We had written to our valued clients and colleagues a few days ago summarizing the sweeping tax provisions proposed by the House Ways and Means Committee. As we had mentioned, the proposal includes a significant overhaul of existing grantor trust rules applying to any trust created or transfer made after the date of enactment, including:
Assets of a grantor trust would be included in the grantor’s gross estate.
Distributions from a grantor trust during the grantor’s lifetime (other than to the grantor or the grantor’s spouse) would be treated as gifts.
Toggling off grantor trust status during the grantor’s lifetime would be treated as a gift.
Sales and other transfers between a grantor and an irrevocable grantor trust would no longer be disregarded for income tax purposes.
We want to stress that the overhaul of the grantor trust rules introduced by the proposal could eliminate the benefits of valuable estate planning techniques such as spousal lifetime access trusts (SLATs) , grantor retained annuity trusts (GRATs) , qualified personal residence trusts (QPRTs), qualified subchapter S trusts (QSSTs), life insurance trusts (ILITs) and sales to defective grantor trusts (IDGTs) . Taxpayers should focus on creating and funding some of the aforementioned vehicles, utilizing valuation discounts and using their gift and generation-skipping transfer (GST) tax exemptions before they lose them.
The proposal could have a detrimental effect even on life insurance trusts that were created before the date of enactment if they will be funded following the date of enactment in order to cover premium payments. Specifically, such gifts to the trust could cause the death benefit and other trust assets to be includible in the grantor's estate at death. To address this issue, to the extent possible, taxpayers may want to consider funding the trust now with an amount equal to anticipated future premium payments. If that is not feasible, taxpayers should consult counsel before making any additions to the trust following the date of enactment.

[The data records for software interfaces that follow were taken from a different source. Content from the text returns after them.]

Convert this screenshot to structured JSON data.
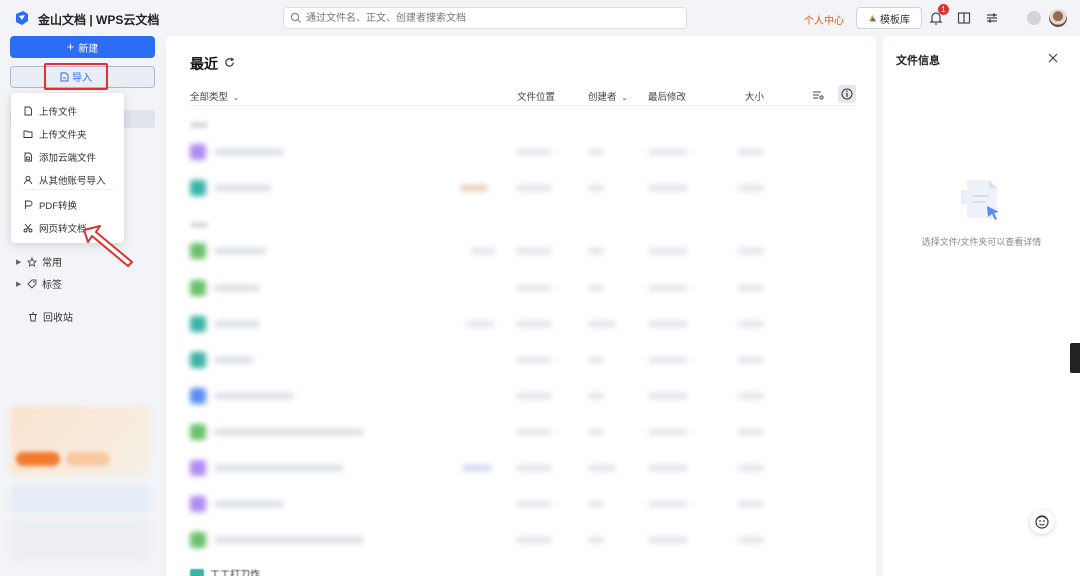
{
  "app": {
    "title": "金山文档 | WPS云文档"
  },
  "search": {
    "placeholder": "通过文件名、正文、创建者搜索文档"
  },
  "header": {
    "user_center": "个人中心",
    "template_label": "模板库",
    "notification_count": "1",
    "accent_color": "#2b6ef5",
    "alert_color": "#e8590c"
  },
  "sidebar": {
    "new_label": "新建",
    "import_label": "导入",
    "tree": [
      {
        "label": "常用",
        "icon": "pin-icon"
      },
      {
        "label": "标签",
        "icon": "tag-icon"
      }
    ],
    "trash_label": "回收站"
  },
  "import_menu": {
    "items": [
      {
        "label": "上传文件",
        "icon": "file-icon"
      },
      {
        "label": "上传文件夹",
        "icon": "folder-icon"
      },
      {
        "label": "添加云端文件",
        "icon": "cloud-file-icon"
      },
      {
        "label": "从其他账号导入",
        "icon": "user-icon"
      },
      {
        "label": "PDF转换",
        "icon": "pdf-icon"
      },
      {
        "label": "网页转文档",
        "icon": "scissors-icon"
      }
    ]
  },
  "main": {
    "title": "最近",
    "filter_label": "全部类型",
    "columns": {
      "location": "文件位置",
      "creator": "创建者",
      "modified": "最后修改",
      "size": "大小"
    },
    "last_row_name": "工工打刀炸"
  },
  "info_panel": {
    "title": "文件信息",
    "empty_text": "选择文件/文件夹可以查看详情"
  }
}
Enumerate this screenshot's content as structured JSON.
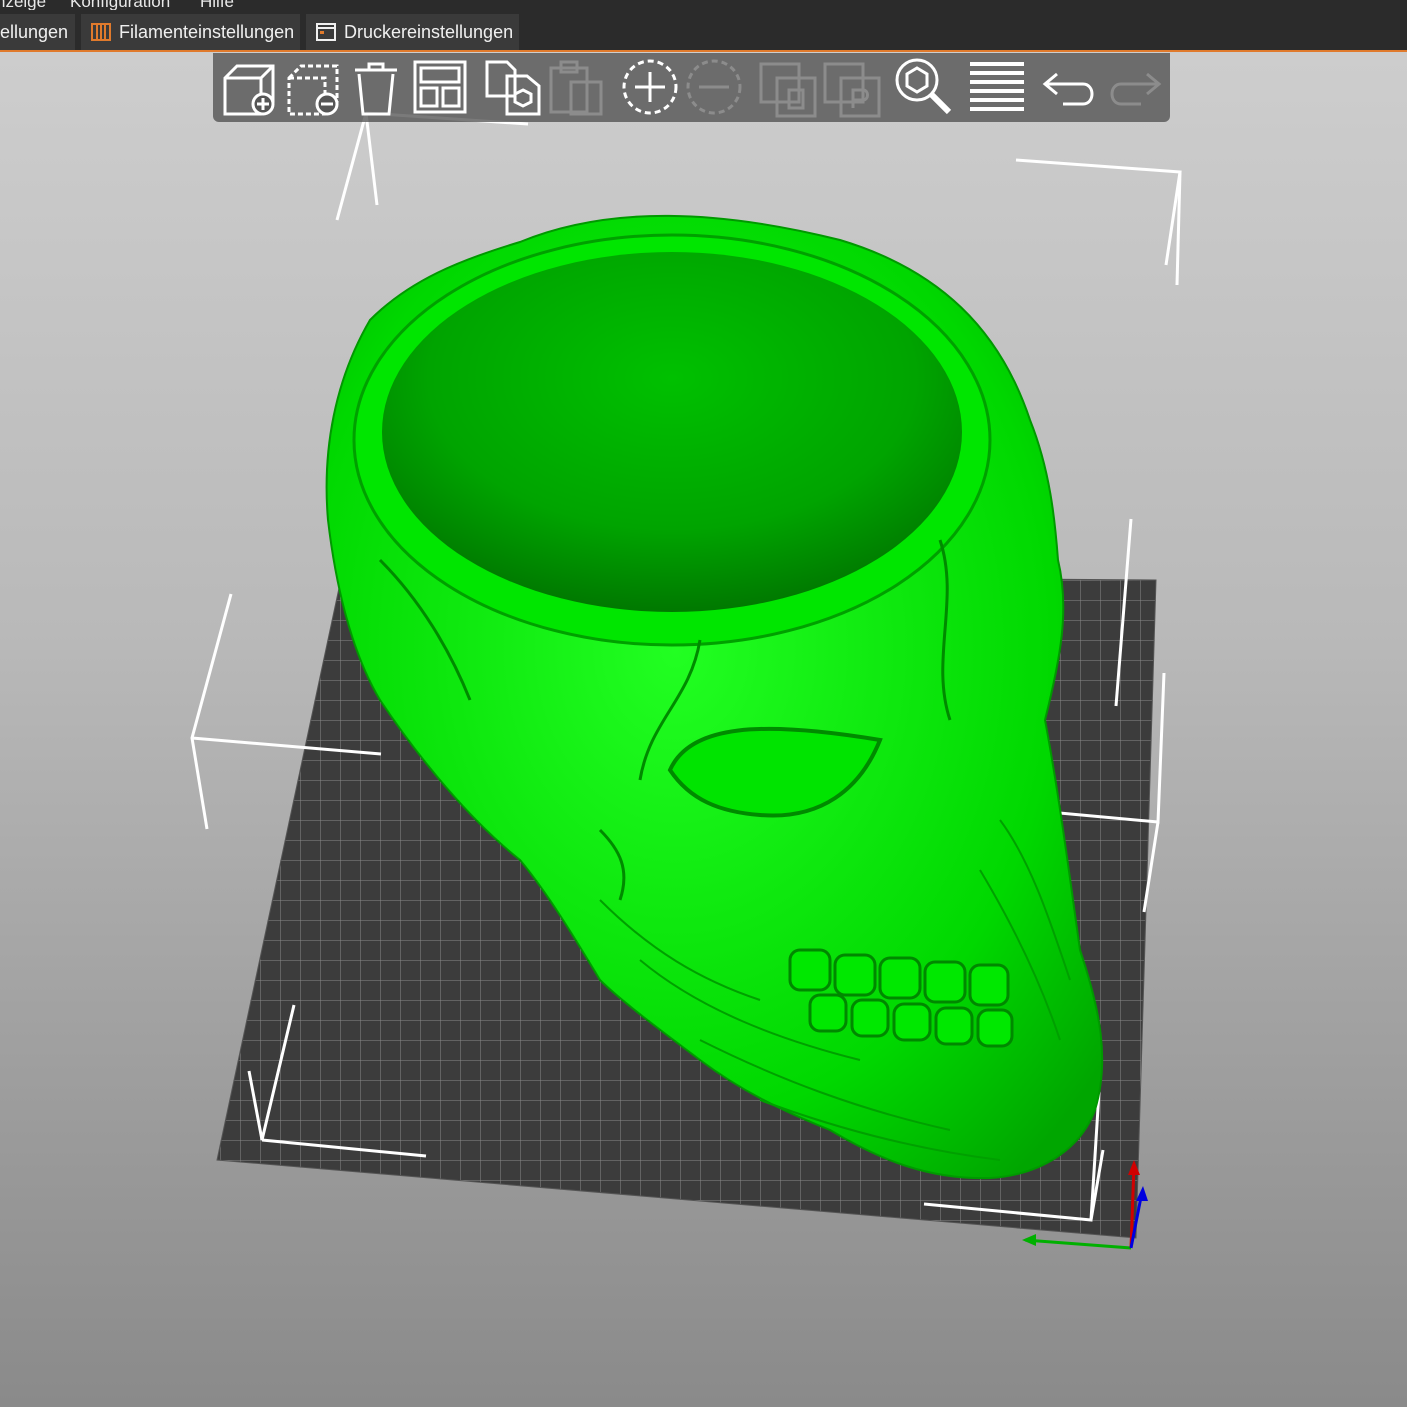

Given the proposal, we strongly encourage existing and prospective clients to speak with us as soon as possible to take advantage of the current rules before they change. We will give first priority to clients who contact us without delay and have plans in place or in progress. Please email us at email@example.com.